Hey friends and fam!
I hope things are going well for you. It’s been a crazy few weeks here in Thailand, and to be honest.. it’s been kind of tough. I’ve uncovered that some of the practices of my organization are not what anyone would hope for them to be, and I am saddened by the reality that this is not known to many. Before I go on, let me say that I am 100% thankful to be here; 100% thankful to be learning so much; 100% grateful for the chance to be within a culture I knew so little about. Truly. I could start writing essays about everything that I am seeing and learning (in fact, I will be). I have a lot of stories that I feel will be useful to look back on (maybe during my masters/PhD program or after as… Dr. Cataldo heh). But as an outsider, young person, and a person raised under different cultural values, my voice is not significant here. And it is hushed a lot of the time. I spend a lot of my time away from work processing the challenges and issues that I am seeing with those who are wiser than me (and those who believe I do have a voice worthy of attention). But I don’t want to hide this information from those who are tuning into my journey here in Thailand from afar or maybe looking back on my writing in the future (looking at you future Lumos travelers!). My blogs for this Lumos page are going to take a new direction, and I *to my best ability* will outline some of the things I am seeing that can be incredibly destructive in a working environment, especially one where peoples emotions are irrevocably attached to serve a vulnerable population.
In a vague manner, I’ll be sharing some of my personal experiences that are changing – or maybe strengthening – my perspective on how an organization should conduct itself. After this post, my blogs will give more attention into the rainy days happening here than just the rainbows. I’ll be compiling and organizing my thoughts/stories for the next post. Until then, here is a more cut and dry layout of the last few weeks.

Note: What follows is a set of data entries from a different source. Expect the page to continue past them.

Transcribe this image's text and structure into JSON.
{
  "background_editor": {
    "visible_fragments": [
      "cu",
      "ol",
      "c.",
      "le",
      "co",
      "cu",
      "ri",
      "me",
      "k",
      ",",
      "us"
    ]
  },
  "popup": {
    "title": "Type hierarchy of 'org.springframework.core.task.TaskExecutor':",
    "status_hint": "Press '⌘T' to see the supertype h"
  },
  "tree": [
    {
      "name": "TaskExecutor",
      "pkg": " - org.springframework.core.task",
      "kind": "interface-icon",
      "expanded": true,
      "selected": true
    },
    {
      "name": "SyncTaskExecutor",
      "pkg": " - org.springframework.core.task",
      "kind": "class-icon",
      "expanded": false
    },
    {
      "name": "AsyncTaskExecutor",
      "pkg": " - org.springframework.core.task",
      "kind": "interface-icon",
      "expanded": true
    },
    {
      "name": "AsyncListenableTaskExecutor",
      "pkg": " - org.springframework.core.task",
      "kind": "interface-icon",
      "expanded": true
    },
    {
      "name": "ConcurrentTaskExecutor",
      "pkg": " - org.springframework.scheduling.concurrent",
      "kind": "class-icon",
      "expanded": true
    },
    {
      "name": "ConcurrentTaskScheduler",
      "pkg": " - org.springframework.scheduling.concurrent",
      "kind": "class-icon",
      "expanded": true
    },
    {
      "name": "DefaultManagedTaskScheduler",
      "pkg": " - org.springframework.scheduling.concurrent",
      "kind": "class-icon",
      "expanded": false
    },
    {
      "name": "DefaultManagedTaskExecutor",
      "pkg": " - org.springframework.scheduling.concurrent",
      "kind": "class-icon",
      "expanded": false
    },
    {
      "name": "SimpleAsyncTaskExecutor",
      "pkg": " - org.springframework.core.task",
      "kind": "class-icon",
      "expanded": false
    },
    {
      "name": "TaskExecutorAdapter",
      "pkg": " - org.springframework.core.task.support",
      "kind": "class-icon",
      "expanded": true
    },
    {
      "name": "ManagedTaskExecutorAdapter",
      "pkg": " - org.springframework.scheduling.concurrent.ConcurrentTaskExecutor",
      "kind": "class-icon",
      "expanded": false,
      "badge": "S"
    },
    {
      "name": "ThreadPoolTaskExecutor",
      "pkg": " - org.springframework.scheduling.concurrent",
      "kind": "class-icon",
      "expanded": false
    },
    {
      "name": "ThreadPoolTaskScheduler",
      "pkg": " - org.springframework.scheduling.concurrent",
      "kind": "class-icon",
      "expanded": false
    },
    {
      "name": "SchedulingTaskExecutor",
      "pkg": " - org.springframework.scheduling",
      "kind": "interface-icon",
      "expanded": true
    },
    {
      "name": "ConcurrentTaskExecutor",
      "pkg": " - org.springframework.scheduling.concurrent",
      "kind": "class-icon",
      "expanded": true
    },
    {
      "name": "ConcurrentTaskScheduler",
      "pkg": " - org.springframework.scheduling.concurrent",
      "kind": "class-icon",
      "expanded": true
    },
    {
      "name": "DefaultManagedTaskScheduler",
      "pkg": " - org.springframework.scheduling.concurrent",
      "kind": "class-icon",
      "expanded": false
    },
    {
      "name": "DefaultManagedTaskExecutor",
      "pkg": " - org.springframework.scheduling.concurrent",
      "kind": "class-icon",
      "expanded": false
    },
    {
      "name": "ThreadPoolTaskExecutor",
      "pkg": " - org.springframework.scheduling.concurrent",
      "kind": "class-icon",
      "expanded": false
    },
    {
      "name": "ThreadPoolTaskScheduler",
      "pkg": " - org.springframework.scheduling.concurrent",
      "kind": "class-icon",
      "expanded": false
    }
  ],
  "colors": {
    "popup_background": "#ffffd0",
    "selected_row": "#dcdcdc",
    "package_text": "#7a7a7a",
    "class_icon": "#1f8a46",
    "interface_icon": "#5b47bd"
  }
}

Getting to be in Chiang Mai during Loi Krathong and Yee Ping was really special. Loi Krathong is a Buddhist holiday that gives respect to the water spirits that have blessed the people of Thailand in the past rainy season. The holiday is also a time for people to give away any anger, hatred, or frustrations they may have been holding on to by symbolically letting a krathong (a small boat made out of leaves) float away in the Ping River or by cutting a piece of their hair and putting that into the river. In the pictures I posted you will see some of the thousands of lanterns that are lit to celebrate Yee Ping. This festival, which is held following Loi Krathong, has the same premise of one ridding themselves of their past ills, misfortunes, frustrations. When a Buddhist person releases the lantern while simultaneously making a wish, it is believed that the wish may come true based on the merit the said Buddhist has achieved in the past year. Most of my friends were not Buddhist, so we decided to watch everyone give away their lanterns (and dodge the hot wax that drips from them).
My family will be here for the Holidays, and I am so excited to be with them. I recently discovered that I’m not great at getting out of “work mode.” All throughout my education, I would procrastinate completing assignments until the very last hours of the weekend, or I would discuss tasks that were pressurizing or tedious to my peers if I came across them outside of school. In some ways, these tendencies have transferred into my work life (I guess you could call it volunteer life, but I would argue that my position goes a lot deeper). During a recent video chat with Thandi, spokesperson for the Lumos Committee and Director of Global Education at Belmont, she shared with me that it was easy to detect I was carrying around a lot of stress and frustration from work into my personal life. In a wise and gracious manner, she shared with me a few tips on how to preserve my personal life in a time when my work life feels so heavy and complicated. For example, not talking about work outside of work (at least in large increments). Doing that puts me right back into my desk chair. Another tip was to plan out ways to fulfill the rest, adventure, and learning that makes my heart feel whole (in accordance to serving others).I know that I will be able to fully unplug when I am with my family. Counting down the days!
Surprisingly, I haven’t gotten sick from the food here in Thailand yet. I’ve heard all sorts of horror stories from friends who live here or have traveled in Thailand about food poisoning or stomach issues they had while here. Although I haven’t come dealt with food poisoning, I have had my fair share of other sicknesses. I currently have a cold and no voice, and last week I showed up at the hospital looking all cute with one kankle from a bug-bite that became infected. My immune system has definitely been off-balance since I arrived, and I will now focus a good portion of my time away from work to build up my immune system here. I know my last post said “Somebody send me their halloween candy,” but now I beg of you DON’T. Don’t do it! Even if you weren’t thinking about it beforehand, stop thinking about it now! I can’t eat it because I am weak and anymore sugar will compromise my immune system more! STAHHP!!
Thanks for reading and caring! I will write soon.